Of course interpretations and different recollections will always distort the presentation of events. Agenda’s will creep in to the various contributions, and certain subtle edits will be made to highlight the directors own opinions and cinematic objectives. But surely there is a tacit understanding that the basic elements of a story are to be disclosed?
Yet more and more documentary’s are beginning to resemble their fictional biopic counterparts with flashy editing and narrative structure taking precedence over the trivialities of reality. Whether this is the right way to go or not, it is certainly paying off from a success standpoint. Along with recent films like Sena and the Imposter, Searching for Sugar Man has met with widespread acclaim based entirely on its emotional impact with little concern to the objections of those suggesting it might all be based on utter bollocks.
But while the credits still role and you reach for the laptop – hoping it will disguise the choking back of the tears – some brief research quickly reveals that Sugar Man has in fact played loosely with the truth in order to manufacture its pivotal dramatic reveal. There arent exactly any outright lies but some very important omissions, along with a quite obvious plot set up at the very beginning.
Which is all a bit of a shame really given that behind all this unnecessary manipulation still lies a fascinating story of a humble underdog who narrowly missed out on the success and recognition he probably deserved.
Rodriguez “the Sugar Man” was a hispanic folk rock singer songwriter hotly tipped by two people with dubious credentials to rise to the top and stand alongside the greats of Bob Dylan, John Lennon and Dave Grohl. But owing to his crippling shyness, some dodgy record industry management, and the cruel indifference of 1970s materialist hippies, the glitter and riches of success would remain forever out of his reach. Or would it?

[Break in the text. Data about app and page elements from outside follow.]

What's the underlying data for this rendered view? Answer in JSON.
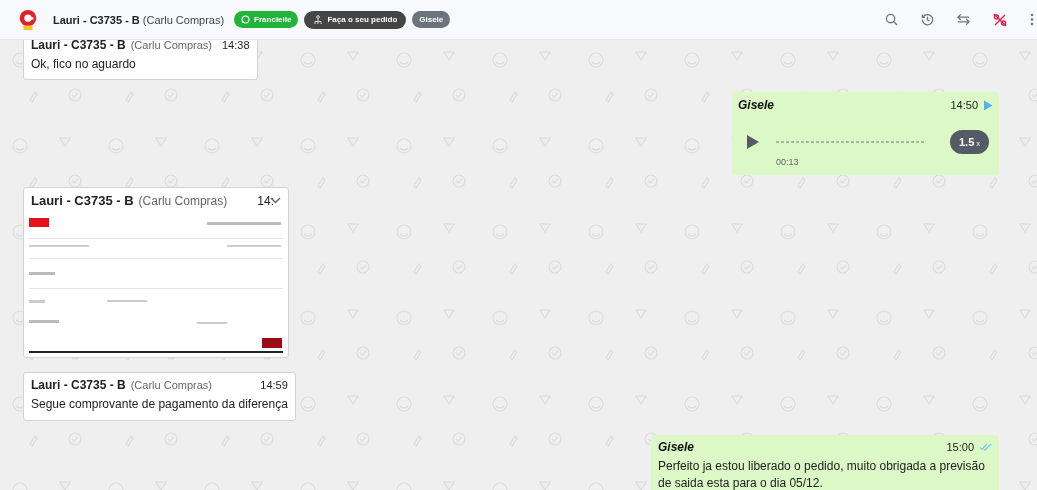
{
  "header": {
    "contact": "Lauri - C3735 - B",
    "company": "(Carlu Compras)",
    "badges": [
      {
        "kind": "whatsapp",
        "label": "Francielle"
      },
      {
        "kind": "flow",
        "label": "Faça o seu pedido"
      },
      {
        "kind": "plain",
        "label": "Gisele"
      }
    ]
  },
  "messages": [
    {
      "kind": "text",
      "outgoing": false,
      "sender": "Lauri - C3735 - B",
      "company": "(Carlu Compras)",
      "time": "14:38",
      "text": "Ok, fico no aguardo"
    },
    {
      "kind": "audio",
      "outgoing": true,
      "sender": "Gisele",
      "time": "14:50",
      "played": true,
      "duration": "00:13",
      "speed": "1.5",
      "speed_unit": "x"
    },
    {
      "outgoing": false,
      "sender": "Lauri - C3735 - B",
      "company": "(Carlu Compras)",
      "time": "14:"
    },
    {
      "kind": "text",
      "outgoing": false,
      "sender": "Lauri - C3735 - B",
      "company": "(Carlu Compras)",
      "time": "14:59",
      "text": "Segue comprovante de pagamento da diferença"
    },
    {
      "kind": "text",
      "outgoing": true,
      "sender": "Gisele",
      "time": "15:00",
      "read": true,
      "text": "Perfeito ja estou liberado o pedido, muito obrigada a previsão de saida esta para o dia 05/12."
    }
  ]
}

The narrative manipulation employed to raise what really is a simple tale into a folk legend is misguided. Though initially entertaining to those going in with no prior knowledge (which is just about everyone) it inevitably backfires leaving an unshakable sense of being cheated.
Luckily there is still plenty of the real story to enjoy (providing you are not the kind of bitterly twisted pedant type) and no amount of short sighted myth making can take away from the natural charm and sweetness of the subject himself. Though barely able to contribute anything of substance to the material owing to his own shyness, coupled with the glaring lack of archive footage to draw upon, Rodriguez’s humble misadventure and the peculiar and unexpected turn of events are undoubtedly a welcome antidote to the ridiculous gravitas usually awarded to the successful rock legends. Through it all his own subtle charisma and uncorrupted outlook provide all the emotional string pulling the story requires.
Unfortunately this leaves a lot of the film devoted to the mystery and suspense as we follow a small group of die hard fans from South Africa who team together to uncover what happened to their hero. A lot of time is spent establishing the political and cultural isolation of South Africa and trying to give some credence to the lack of information on Rodriguez available to the crack team . Through some good old fashioned investigation utilising phone calls and internet message boards they slowly uncover the truth behind the bizarre rumours and legends surrounding the mans fate. If only they had thought to do a quick google search.
The small issue of full disclosure aside the story is well put together and if you can accept it as partial fiction for the sake of a gripping story it is undeniably a good ride while it lasts.
Whether there is any truth to his having unjustly missed out on a place in rock history is debatable as much as the film tries to convince – you’ll just have to listen to his music and decide for yourself. But there are undoubtedly one or two great songs to be discovered.
As for the future of the documentary in general, Searching for Sugar Man further pushes the boundaries for imaginary plot threads and big impact reveals which only frustrate once the mundane reality is immediately discovered.
As things continue documentaries will soon be starting with the “based on a true story” disclaimer.